Strange times in London. It is only five weeks since Prof Neil Ferguson of Imperial College was forced to resign from the British government’s SAGE committee after it was revealed that he had twice broken lockdown by entertaining his married lover at his home. Yet twice in the past two weeks, Professor Lockdown, as he is now known across the world, has been back to give evidence before parliamentary committees, last week with the House of Lords and today with the Commons select committee on science in Westminster.
And boy did he make best use of the opportunity. He told Members of Parliament:
‘The epidemic was doubling every three to four days before lockdown interventions were introduced. So had we introduced lockdown measures a week earlier, we would have reduced the final death toll by at least a half.’
To be fair to Ferguson he did then go on to admit that he had no proper scientific basis for making this claim. It was not an analysis which has been published in a scientific journal and peer-reviewed (for that matter his original paper of March 16, which persuaded the government to change course and, a week later, go into lockdown, still hasn’t been peer-reviewed either). He went on to tell the committee:
‘Whilst I think the measures, given what we knew about this virus then, in terms of its transmission and its lethality, were warranted, I’m second guessing at this point, certainly had we introduced them earlier we would have seen many fewer deaths.’
Some might say that is first-guessing rather then second-guessing, but never mind. What I suspect Ferguson will also have been able to guess was how his comments would be reported. At a government press conference an hour and a half later, the BBC’s Laura Kuenssberg and Sky News’s Beth Rigby both laid into Boris Johnson, the UK Prime Minister. They made out that Ferguson’s remarks were now scientific fact, and asked if he now regretted causing the deaths of 25,000 people by delaying lockdown for a week. Boris Johnson referred the question to the Chief Scientific Adviser and Chief Medical Officer who both said it was too early to be making judgments on what would have been the best course of action at the beginning of the epidemic.

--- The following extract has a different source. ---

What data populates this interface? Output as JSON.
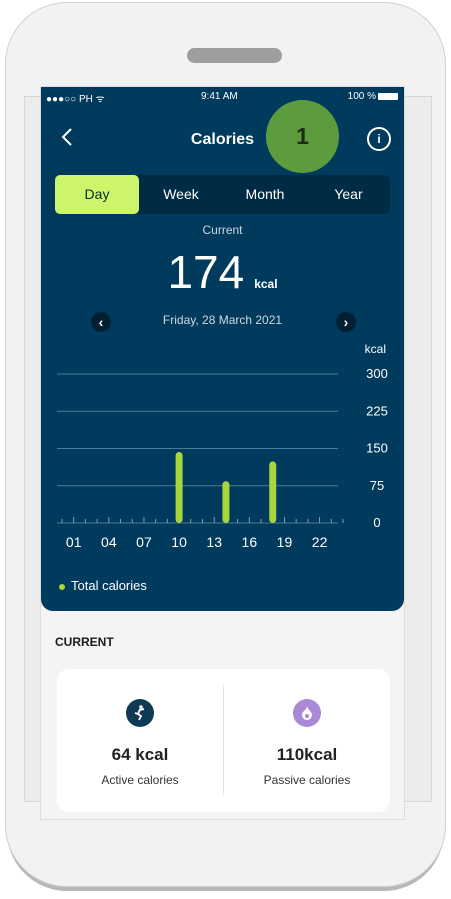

Why does Ferguson — a man who has been horrendously wrong while making predictions in the past, on swine flu, avian flu, BSE and so on — have such a grip on the media? If Britain’s broadcast journalists were prepared to widen their scientific reading just a little they might have come across an alternative piece of modeling, by Simon Wood at Bristol University, which concluded that the peak of infection in Britain had occurred a week before lockdown and was in steep decline on the day that we all were all told to shelter in our homes.
I haven’t, I have to admit, listened to every minute of the BBC’s output on COVID-19, but, funny enough, I haven’t heard that study covered. If it is correct — and I am not saying it is; it is just one more piece of modeling in a crowded field of studies which have pointed in all kinds of directions) it would suggest that lockdown might not have been necessary at all.
Not to be outdone, Channel 4 News this evening uncovered an even more hyperbolic study from Imperial College, by Prof Steven Riley of the Faculty of Medicine, School of Public Health. This was apparently submitted to SPI-M, a sub-committee of SAGE on March 9, and claimed that unless lockdown was imposed the NHS would be overwhelmed and there could be 1.7 million deaths — more than three times Prof Ferguson’s estimate of 500,000.
Again, Channel 4 presented the Riley paper as if it were scientific fact, and did not even subject it to a basic critical analysis: 1.7 million deaths would amount to an infection fatality rate of at least 2.6 percent (assuming everyone in the country caught the disease) and 3.2 percent (if 8 in every 10 people caught it). That is way higher than has been measured anywhere.
So why is Channel 4 News dragging up an old paper and not even asking basic questions about it? All through the COVID-19 crisis we have been poorly served by broadcasters, who have leapt on every hyperbolic paper or statement by Imperial College without looking more widely at the scientific evidence. That wider evidence varies massively and shows just how uncertain the forecasts have been — making it hugely difficult for the government, which must balance all kinds of interests. As the Prime Minister said at today’s briefing, it is too early — midway through the epidemic — to be able to work out what would have been the best course of action. This is going to take a lot more than a few words from Neil Ferguson.
This article was originally published on The Spectator’s UK website.